At a summit meeting in Cairo on 16 August, petroleum ministers agreed to establish a new Egyptian/Syrian/Turkish joint venture company to build the $400 million third phase of the pipeline, stretching from Homs in central Syria to the Turkish border. Construction is expected to take about 22 months. Syrian Petroleum Minister Ibrahim Haddad said that Damascus and Cairo had completed a feasiblity study for the Syrian link.

Turkish Energy & Natural Resources Minister Hilma Guler said Ankara would build its section of the pipeline over the same 22-month period. In March 2004, Ankara signed an agreement with Cairo to buy 2,400 million cubic metres a year (cm/y) of Egyptian natural gas and to allow 2,600 million cm/y to be pumped through Turkey to Europe.
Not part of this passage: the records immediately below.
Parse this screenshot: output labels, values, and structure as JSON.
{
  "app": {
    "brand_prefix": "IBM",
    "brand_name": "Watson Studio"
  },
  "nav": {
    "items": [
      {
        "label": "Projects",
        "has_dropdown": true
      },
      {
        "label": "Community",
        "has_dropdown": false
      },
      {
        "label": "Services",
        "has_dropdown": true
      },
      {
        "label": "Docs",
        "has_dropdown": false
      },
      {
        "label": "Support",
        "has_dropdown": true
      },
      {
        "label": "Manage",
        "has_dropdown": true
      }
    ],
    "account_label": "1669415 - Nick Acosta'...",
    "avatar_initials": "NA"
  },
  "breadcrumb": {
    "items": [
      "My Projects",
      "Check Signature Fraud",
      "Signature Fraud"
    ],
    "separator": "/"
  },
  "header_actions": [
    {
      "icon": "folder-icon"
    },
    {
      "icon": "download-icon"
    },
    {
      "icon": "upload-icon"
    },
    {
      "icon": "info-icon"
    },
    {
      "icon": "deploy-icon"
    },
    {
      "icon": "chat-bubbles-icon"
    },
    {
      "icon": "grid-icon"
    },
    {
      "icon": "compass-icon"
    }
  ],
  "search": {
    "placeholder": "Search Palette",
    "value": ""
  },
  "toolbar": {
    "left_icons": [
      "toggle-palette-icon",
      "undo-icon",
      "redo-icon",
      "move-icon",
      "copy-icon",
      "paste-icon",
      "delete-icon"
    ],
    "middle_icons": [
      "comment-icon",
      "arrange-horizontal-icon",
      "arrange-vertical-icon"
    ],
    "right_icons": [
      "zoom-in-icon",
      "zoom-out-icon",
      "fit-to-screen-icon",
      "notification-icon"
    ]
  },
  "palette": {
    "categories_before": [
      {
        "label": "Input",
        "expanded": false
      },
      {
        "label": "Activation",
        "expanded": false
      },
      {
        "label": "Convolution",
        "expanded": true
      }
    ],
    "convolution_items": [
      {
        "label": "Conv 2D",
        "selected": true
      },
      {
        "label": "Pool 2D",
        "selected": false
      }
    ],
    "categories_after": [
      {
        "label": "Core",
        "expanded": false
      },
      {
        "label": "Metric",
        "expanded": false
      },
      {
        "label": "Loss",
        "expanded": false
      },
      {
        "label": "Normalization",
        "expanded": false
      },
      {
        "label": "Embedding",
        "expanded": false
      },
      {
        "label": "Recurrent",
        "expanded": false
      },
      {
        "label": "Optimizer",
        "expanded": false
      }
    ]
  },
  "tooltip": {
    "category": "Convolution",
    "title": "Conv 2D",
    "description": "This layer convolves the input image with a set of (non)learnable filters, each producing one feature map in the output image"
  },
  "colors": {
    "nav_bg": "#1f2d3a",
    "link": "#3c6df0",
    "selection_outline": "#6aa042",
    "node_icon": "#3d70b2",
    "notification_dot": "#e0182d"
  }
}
Syrian Gas Company (SGC)is evaluating bids for the engineering, procurement and construction (EPC) contract to build a 324-kilometre extension of the pipeline from the Jordanian border to the Al-Rayan area east of Homs and a branch to the power plant in Deir Ali (MEED 12:8:05). The 393-kilometre Jordanian portion of the pipeline is currently being built from Aqaba in southern Jordan to the Rehab power station in the north by the local project company, Al-Fajr Company for Transferring & Marketing Natural Gas. Jordanian Petroleum Minister Azmi Khreisat said on 16 August that construction of the section was 91 per cent complete and would be finished by the end of this year.

The first phase of the pipeline – bringing gas from fields in the Mediterranean via Al-Arish and Taba in Egypt to Aqaba – opened on 27 July 2003, when gas reached Aqaba power station (MEED 14:1:05).